Indeed, the security apparatus at the US Capitol Complex haven’t changed much since the deadly riots over a year ago.  The Fiscal Year (FY) 2022 omnibus appropriations bill contains additional funds to update security measures on the Hill and provide for more Capitol Police officers, but this measure was only signed into law days ago, and it will take time for the additional funds to translate into tangible security improvements at the Capitol.  Without new security measures in place, some Democratic lawmakers are still worried that the Capitol is vulnerable to another attack.

The decision to reopen the Capitol is a major step towards normal for lawmakers, advocates, and the general public.   Nonetheless, congressional leaders and the Capitol Police face a difficult job over the next few months as they try to balance the importance of allowing lawmakers to connect in-person with their constituents while addressing security concerns for all parties involved.

How Is the Pandemic Changing Dress Codes on Capitol Hill?

It’s time to reopen the US Capitol to visitors, say a growing number of lawmakers.  Last month, 26 Republicans senators cosponsored a resolution to reopen the US Capitol and Senate Office buildings to the public, and Sen. Gary Peters (D-MI) said he’s supportive of restarting tours in the Capitol building.  Even external stakeholder are joining the call – the National Institute for Lobbying and Ethics sent a letter to congressional leaders today urging leadership to start a dialogue with them on how to reopen the Capitol to the public without appointments .

But Congress can’t reopen to the American people without staff members to take meetings and give tours.  Like a lot of Americans, congressional staff have spent most of the past two years working remotely while wearing casual, everyday attire.  What does this mean for the dress code once staffers return to in-person work in Washington? 

Before the pandemic, congressional staff wore professional, business attire on days Congress was in session, while casual attire was permitted when Congress was in recess.   

Since May 2021, staff have been gradually returning to in-person work in Congress, although the actual number of people in offices have shifted based on the surges of the pandemic ( for instance, in early January 2022the Office of Attending Physician urged staff to return to “maximal telework” due to a surge of the Omicron variant ).  Since then, DC-based staff have been dressing more casually in congressional offices, although some exceptions remain.  For example, professional attire is still the norm when appearing on the House or Senate floor or in a committee hearing.  Additionally, staff for congressional leadership like Speaker and the Senate Majority Leader also tends to lean professional.

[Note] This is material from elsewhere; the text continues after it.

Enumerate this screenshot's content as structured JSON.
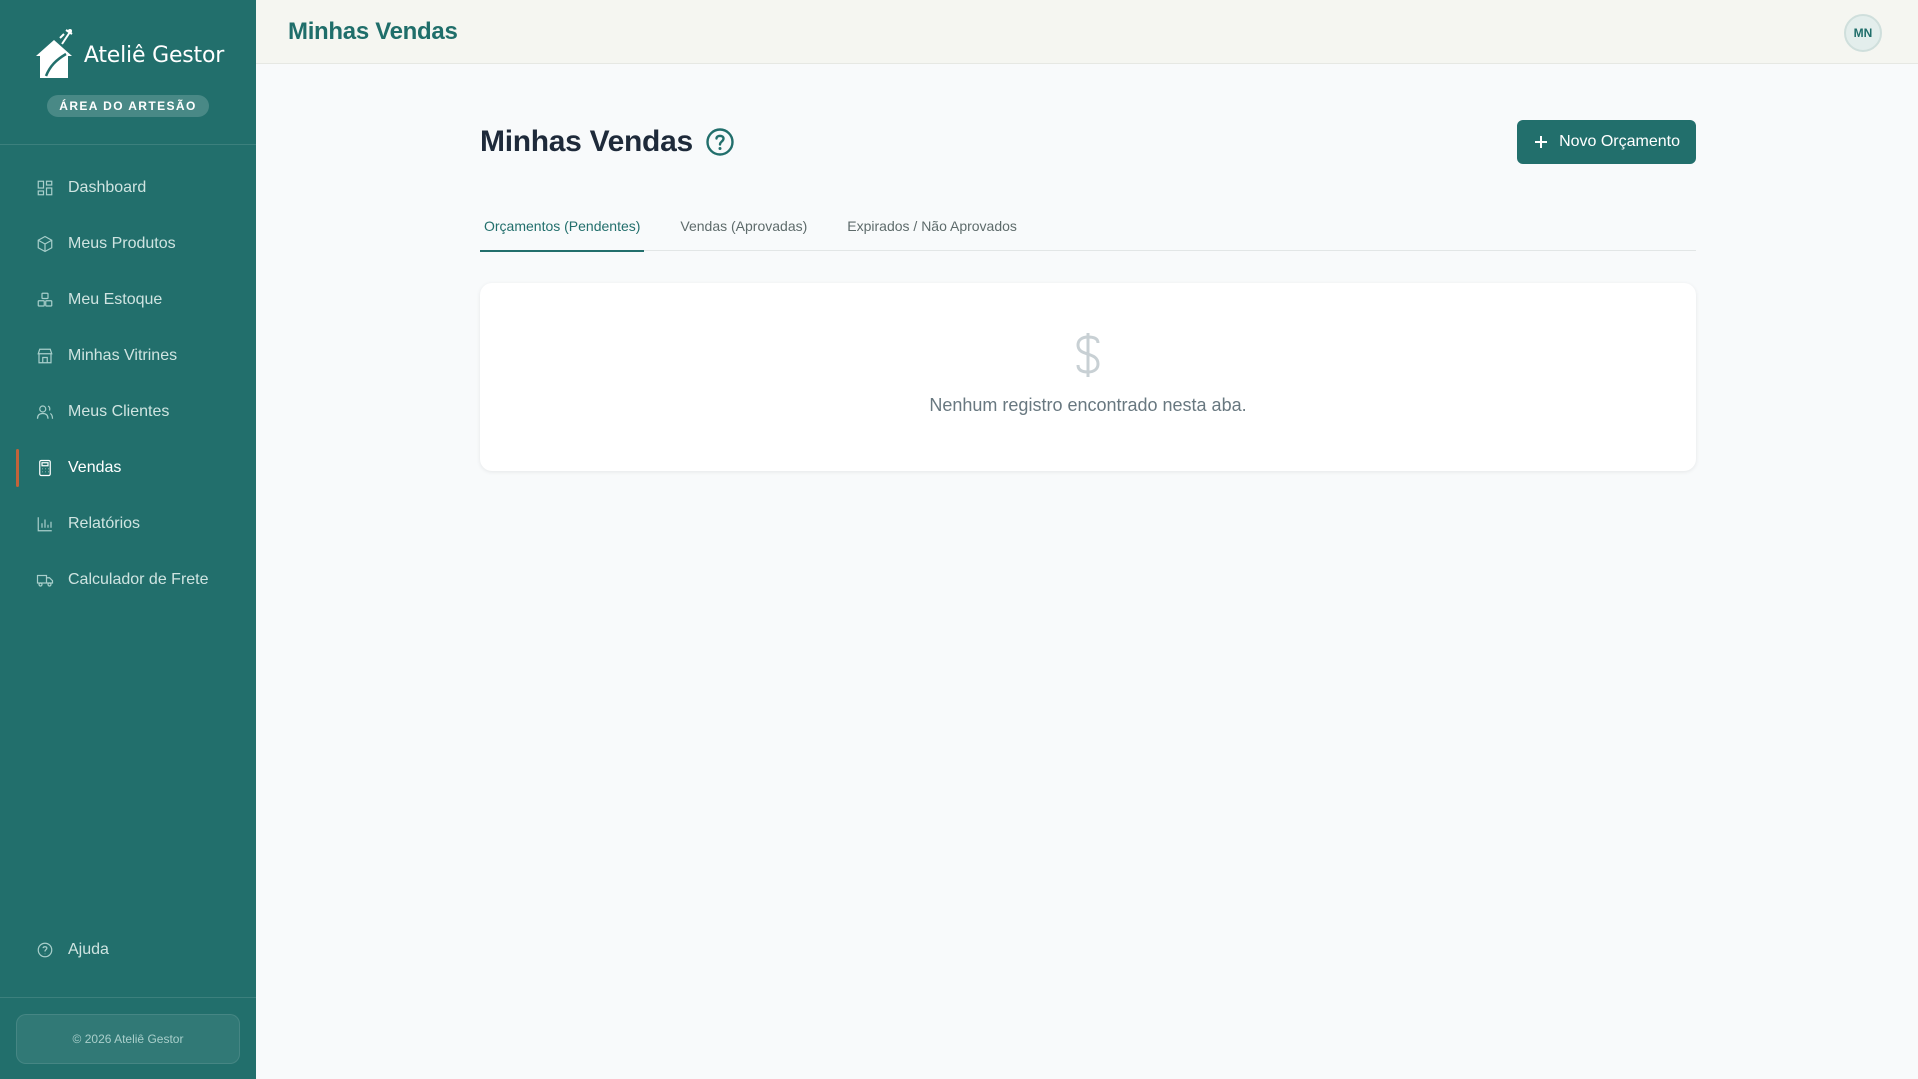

It’s no surprise that most congressional staff reporting to work in-person can get away with more casual attire when they aren’t taking in-person meetings as congressional offices and the Capitol are still effectively closed to visitors.  Therefore, what does this mean for when the US Capitol Complex reopens to the public? 

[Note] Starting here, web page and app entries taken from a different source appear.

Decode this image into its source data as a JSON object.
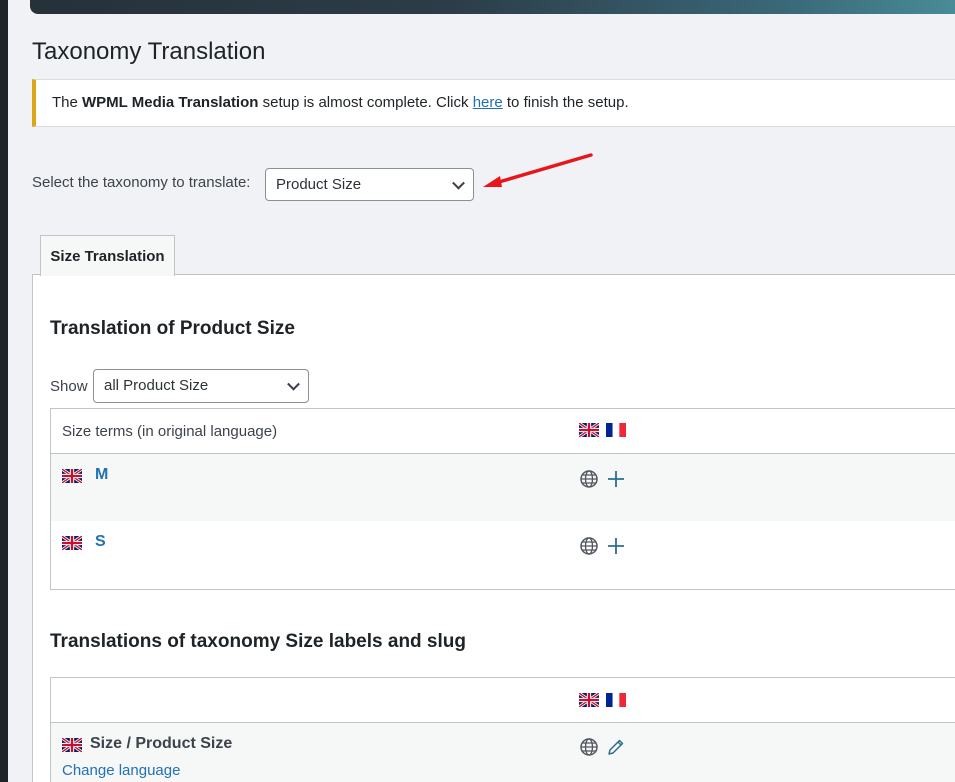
{
  "page": {
    "title": "Taxonomy Translation"
  },
  "notice": {
    "prefix": "The ",
    "bold": "WPML Media Translation",
    "middle": " setup is almost complete. Click ",
    "link": "here",
    "suffix": " to finish the setup."
  },
  "taxonomy_select": {
    "label": "Select the taxonomy to translate:",
    "value": "Product Size"
  },
  "tabs": [
    {
      "label": "Size Translation"
    }
  ],
  "terms_section": {
    "title": "Translation of Product Size",
    "show_label": "Show",
    "show_value": "all Product Size",
    "column_header": "Size terms (in original language)",
    "rows": [
      {
        "term": "M"
      },
      {
        "term": "S"
      }
    ]
  },
  "labels_section": {
    "title": "Translations of taxonomy Size labels and slug",
    "row_label": "Size / Product Size",
    "change_language": "Change language"
  },
  "colors": {
    "link": "#2271b1",
    "notice_border": "#dba617",
    "arrow": "#e8161b"
  },
  "icons": {
    "language_flags": [
      "flag-uk-icon",
      "flag-fr-icon"
    ],
    "row_actions": [
      "globe-icon",
      "plus-icon",
      "pencil-icon"
    ]
  }
}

While the pandemic has shaken up many aspects of office life, dress codes on Capitol Hill aren’t likely to change significantly, at least for when Congress is in session.  Even though office workers throughout the US have been drifting towards casual clothing more and more in the years leading up to the pandemic, attire in the halls (and offices) of Congress have been slow to change.   Even amid the brutally hot summers of DC, congressional staff still make their way to Capitol Hill in suits.  Once visitors return to the Hill, staffers are likely to greet them in the kind of professional attire they would have seen pre-pandemic – albeit with some slightly casual tones.